On April 1, 2022, the NYISO published the results of the six-month capacity Strip Auction for this coming summer period (May through October), establishing the first auction-based price signal for capacity for the upcoming months. This is important because capacity is the second largest cost component in a retail electricity contract. Often, when the wholesale price of energy increases, capacity prices decrease. Many expected lower capacity prices given how high wholesale power prices in the state have been, and that is exactly what happened with this most recent auction.
Figure 1 shows how the price of capacity in NYC (blue line) and in the rest of the state (black line) has traded over the last 10 years. Note the significant drop in capacity prices over the last 18 months, which coincides with the bull market that has been in place since the middle of 2020. In this most recent auction, the clearing price for the New York City capacity settled at $5.16 per kW per month, the lowest summer capacity settlement in the past decade. The rest of New York State, known as the New York Control Area (NYCA), cleared at $3.40 per kW per month, slightly below where summer of 2021’s auction price.
Figure 1: NYISO Capacity Market December '11 to September '22 Strip from 5
Capacity prices in New York often follow in an inverse relationship to wholesale power prices. The intent of the capacity market is to ensure proper price signals are given to generation owners when reserve margins start to diminish. The reserve margin is the difference between the peak forecasted load and the amount of installed generating capacity available to meet the grid’s electricity demand. When reserve margins are low, financial incentives, in the form of capacity payments, are necessary to ensure there is enough electricity supply to keep up with demand. Therefore, when wholesale power prices are high, generation assets should, in theory, collect higher revenues and need less in the form of capacity payments. Given the exponential rise in energy prices, it was no surprise when NYC's summer 2022 capacity settled near record lows. Figure 2 shows the upward trajectory in wholesale energy prices in New York City for calendar years 2023 to 2027 over the last four years.
Figure 2: Calendar Year Wholesale Electricity Zone J from 5
This current bull market for New York power prices, like many other electricity markets across the country, is driven by increased global demand for US natural gas and the record high prices that demand has produced. Most analysts do not see many bearish indicators to suggest that this market will change direction in the near future. In addition to higher forward electric prices, New York City spot prices for 2022 have been at the highest levels since winter 2014 as shown in Figure 3. The one piece of good news is that this recent drop in capacity prices will provide some relief to a market that has only been going in one direction.
Figure 3: Spot Electricity NYISO Zone J from 5

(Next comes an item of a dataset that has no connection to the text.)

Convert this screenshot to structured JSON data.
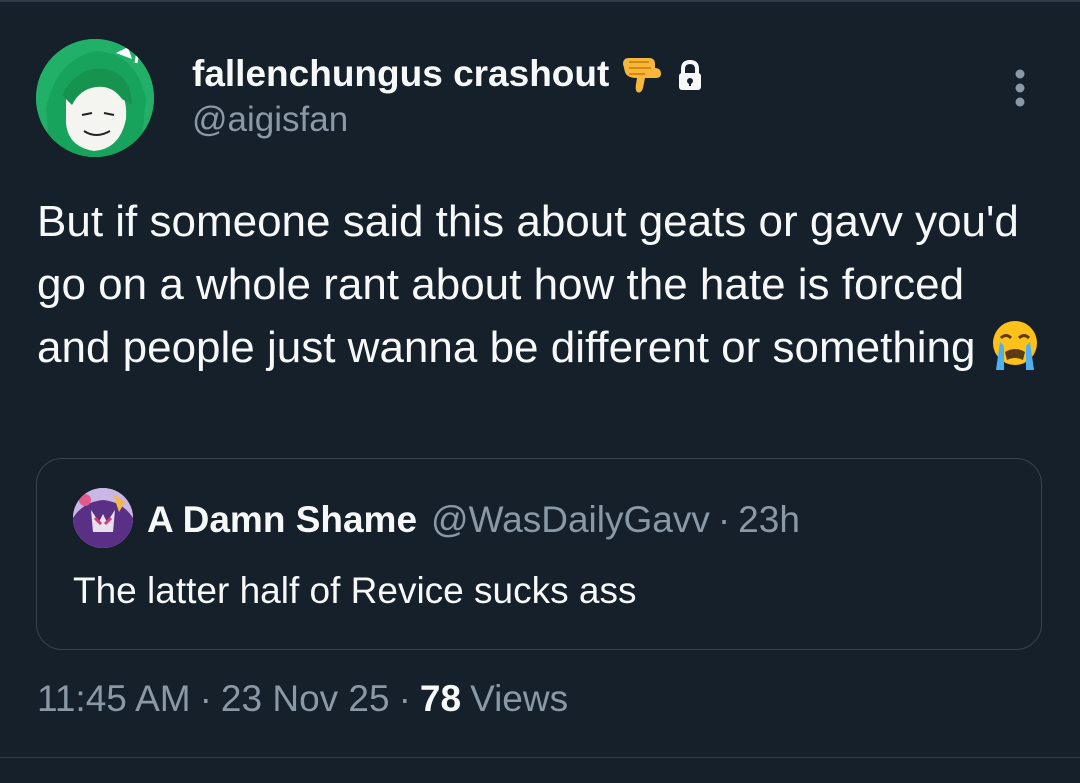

If you have hedged yourself against the rising wholesale prices with either a fixed price or power hedges, but left open positions on forward capacity in NYC, this is likely the best-case scenario for you. If you still have open positions for both wholesale power and capacity this coming summer, at least record-low capacity prices will help in this time of elevated energy prices.